YOUR GOAL =>
Please retype the whole listing so that it matches the original exactly.

EXERCISE INPUT =>

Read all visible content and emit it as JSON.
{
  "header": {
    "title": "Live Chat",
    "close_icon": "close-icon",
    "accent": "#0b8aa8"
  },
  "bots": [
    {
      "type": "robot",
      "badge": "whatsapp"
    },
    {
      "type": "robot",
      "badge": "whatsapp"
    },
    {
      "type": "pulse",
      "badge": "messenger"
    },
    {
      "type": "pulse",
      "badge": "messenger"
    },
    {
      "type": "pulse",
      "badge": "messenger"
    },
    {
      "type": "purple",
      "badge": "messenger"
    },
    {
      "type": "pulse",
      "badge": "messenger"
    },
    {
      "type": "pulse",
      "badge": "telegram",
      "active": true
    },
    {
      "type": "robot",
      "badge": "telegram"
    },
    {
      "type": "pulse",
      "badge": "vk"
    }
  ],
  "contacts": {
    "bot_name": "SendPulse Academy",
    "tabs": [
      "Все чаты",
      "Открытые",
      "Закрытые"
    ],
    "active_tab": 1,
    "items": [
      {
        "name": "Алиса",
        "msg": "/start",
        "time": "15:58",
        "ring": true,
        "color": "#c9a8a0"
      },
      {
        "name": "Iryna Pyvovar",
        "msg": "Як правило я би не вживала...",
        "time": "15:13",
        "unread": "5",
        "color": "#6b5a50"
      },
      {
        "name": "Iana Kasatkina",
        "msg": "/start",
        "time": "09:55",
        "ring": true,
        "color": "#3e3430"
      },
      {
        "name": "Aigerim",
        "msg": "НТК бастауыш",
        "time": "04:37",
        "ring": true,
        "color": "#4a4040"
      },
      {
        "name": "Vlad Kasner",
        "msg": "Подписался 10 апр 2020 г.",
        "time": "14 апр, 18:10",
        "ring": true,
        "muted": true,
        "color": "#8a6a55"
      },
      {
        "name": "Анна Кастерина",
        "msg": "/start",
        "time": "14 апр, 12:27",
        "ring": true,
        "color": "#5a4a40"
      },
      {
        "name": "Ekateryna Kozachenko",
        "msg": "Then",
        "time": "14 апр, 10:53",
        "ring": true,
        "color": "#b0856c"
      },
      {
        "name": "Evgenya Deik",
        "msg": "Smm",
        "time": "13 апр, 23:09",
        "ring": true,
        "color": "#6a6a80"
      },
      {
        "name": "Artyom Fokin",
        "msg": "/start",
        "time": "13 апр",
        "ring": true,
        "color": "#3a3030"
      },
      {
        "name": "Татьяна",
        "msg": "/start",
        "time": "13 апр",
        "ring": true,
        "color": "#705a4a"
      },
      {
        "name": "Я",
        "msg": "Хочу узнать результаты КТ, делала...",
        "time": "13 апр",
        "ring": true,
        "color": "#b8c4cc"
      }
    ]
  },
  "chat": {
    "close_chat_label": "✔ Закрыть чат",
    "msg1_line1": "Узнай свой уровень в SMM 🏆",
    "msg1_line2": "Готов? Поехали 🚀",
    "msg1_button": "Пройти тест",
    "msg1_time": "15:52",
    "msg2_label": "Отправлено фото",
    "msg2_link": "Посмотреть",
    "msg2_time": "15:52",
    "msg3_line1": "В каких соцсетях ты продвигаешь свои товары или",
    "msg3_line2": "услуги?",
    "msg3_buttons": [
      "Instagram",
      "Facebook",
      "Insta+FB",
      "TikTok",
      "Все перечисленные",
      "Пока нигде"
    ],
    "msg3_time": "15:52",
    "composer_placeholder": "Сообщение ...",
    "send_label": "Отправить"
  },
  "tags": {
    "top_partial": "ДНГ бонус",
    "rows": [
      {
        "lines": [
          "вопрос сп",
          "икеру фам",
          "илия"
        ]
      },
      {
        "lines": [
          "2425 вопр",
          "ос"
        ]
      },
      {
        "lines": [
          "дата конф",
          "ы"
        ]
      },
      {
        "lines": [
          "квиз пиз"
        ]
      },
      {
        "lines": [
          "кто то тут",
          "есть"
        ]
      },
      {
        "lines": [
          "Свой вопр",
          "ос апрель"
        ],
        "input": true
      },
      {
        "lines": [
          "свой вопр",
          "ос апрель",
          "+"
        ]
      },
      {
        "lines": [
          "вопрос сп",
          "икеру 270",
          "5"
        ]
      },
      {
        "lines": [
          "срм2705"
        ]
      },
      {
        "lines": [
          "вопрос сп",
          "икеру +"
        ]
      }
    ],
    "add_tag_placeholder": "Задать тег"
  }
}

FINISHED EXERCISE =>
Read all visible content and emit it as JSON.
{
  "header": {
    "title": "Live Chat",
    "close_icon": "close-icon",
    "accent": "#0b8aa8"
  },
  "bots": [
    {
      "type": "robot",
      "badge": "whatsapp"
    },
    {
      "type": "robot",
      "badge": "whatsapp"
    },
    {
      "type": "pulse",
      "badge": "messenger"
    },
    {
      "type": "pulse",
      "badge": "messenger"
    },
    {
      "type": "pulse",
      "badge": "messenger"
    },
    {
      "type": "purple",
      "badge": "messenger"
    },
    {
      "type": "pulse",
      "badge": "messenger"
    },
    {
      "type": "pulse",
      "badge": "telegram",
      "active": true
    },
    {
      "type": "robot",
      "badge": "telegram"
    },
    {
      "type": "pulse",
      "badge": "vk"
    }
  ],
  "contacts": {
    "bot_name": "SendPulse Academy",
    "tabs": [
      "Все чаты",
      "Открытые",
      "Закрытые"
    ],
    "active_tab": 1,
    "items": [
      {
        "name": "Алиса",
        "msg": "/start",
        "time": "15:58",
        "ring": true,
        "color": "#c9a8a0"
      },
      {
        "name": "Iryna Pyvovar",
        "msg": "Як правило я би не вживала...",
        "time": "15:13",
        "unread": "5",
        "color": "#6b5a50"
      },
      {
        "name": "Iana Kasatkina",
        "msg": "/start",
        "time": "09:55",
        "ring": true,
        "color": "#3e3430"
      },
      {
        "name": "Aigerim",
        "msg": "НТК бастауыш",
        "time": "04:37",
        "ring": true,
        "color": "#4a4040"
      },
      {
        "name": "Vlad Kasner",
        "msg": "Подписался 10 апр 2020 г.",
        "time": "14 апр, 18:10",
        "ring": true,
        "muted": true,
        "color": "#8a6a55"
      },
      {
        "name": "Анна Кастерина",
        "msg": "/start",
        "time": "14 апр, 12:27",
        "ring": true,
        "color": "#5a4a40"
      },
      {
        "name": "Ekateryna Kozachenko",
        "msg": "Then",
        "time": "14 апр, 10:53",
        "ring": true,
        "color": "#b0856c"
      },
      {
        "name": "Evgenya Deik",
        "msg": "Smm",
        "time": "13 апр, 23:09",
        "ring": true,
        "color": "#6a6a80"
      },
      {
        "name": "Artyom Fokin",
        "msg": "/start",
        "time": "13 апр",
        "ring": true,
        "color": "#3a3030"
      },
      {
        "name": "Татьяна",
        "msg": "/start",
        "time": "13 апр",
        "ring": true,
        "color": "#705a4a"
      },
      {
        "name": "Я",
        "msg": "Хочу узнать результаты КТ, делала...",
        "time": "13 апр",
        "ring": true,
        "color": "#b8c4cc"
      }
    ]
  },
  "chat": {
    "close_chat_label": "✔ Закрыть чат",
    "msg1_line1": "Узнай свой уровень в SMM 🏆",
    "msg1_line2": "Готов? Поехали 🚀",
    "msg1_button": "Пройти тест",
    "msg1_time": "15:52",
    "msg2_label": "Отправлено фото",
    "msg2_link": "Посмотреть",
    "msg2_time": "15:52",
    "msg3_line1": "В каких соцсетях ты продвигаешь свои товары или",
    "msg3_line2": "услуги?",
    "msg3_buttons": [
      "Instagram",
      "Facebook",
      "Insta+FB",
      "TikTok",
      "Все перечисленные",
      "Пока нигде"
    ],
    "msg3_time": "15:52",
    "composer_placeholder": "Сообщение ...",
    "send_label": "Отправить"
  },
  "tags": {
    "top_partial": "ДНГ бонус",
    "rows": [
      {
        "lines": [
          "вопрос сп",
          "икеру фам",
          "илия"
        ]
      },
      {
        "lines": [
          "2425 вопр",
          "ос"
        ]
      },
      {
        "lines": [
          "дата конф",
          "ы"
        ]
      },
      {
        "lines": [
          "квиз пиз"
        ]
      },
      {
        "lines": [
          "кто то тут",
          "есть"
        ]
      },
      {
        "lines": [
          "Свой вопр",
          "ос апрель"
        ],
        "input": true
      },
      {
        "lines": [
          "свой вопр",
          "ос апрель",
          "+"
        ]
      },
      {
        "lines": [
          "вопрос сп",
          "икеру 270",
          "5"
        ]
      },
      {
        "lines": [
          "срм2705"
        ]
      },
      {
        "lines": [
          "вопрос сп",
          "икеру +"
        ]
      }
    ],
    "add_tag_placeholder": "Задать тег"
  }
}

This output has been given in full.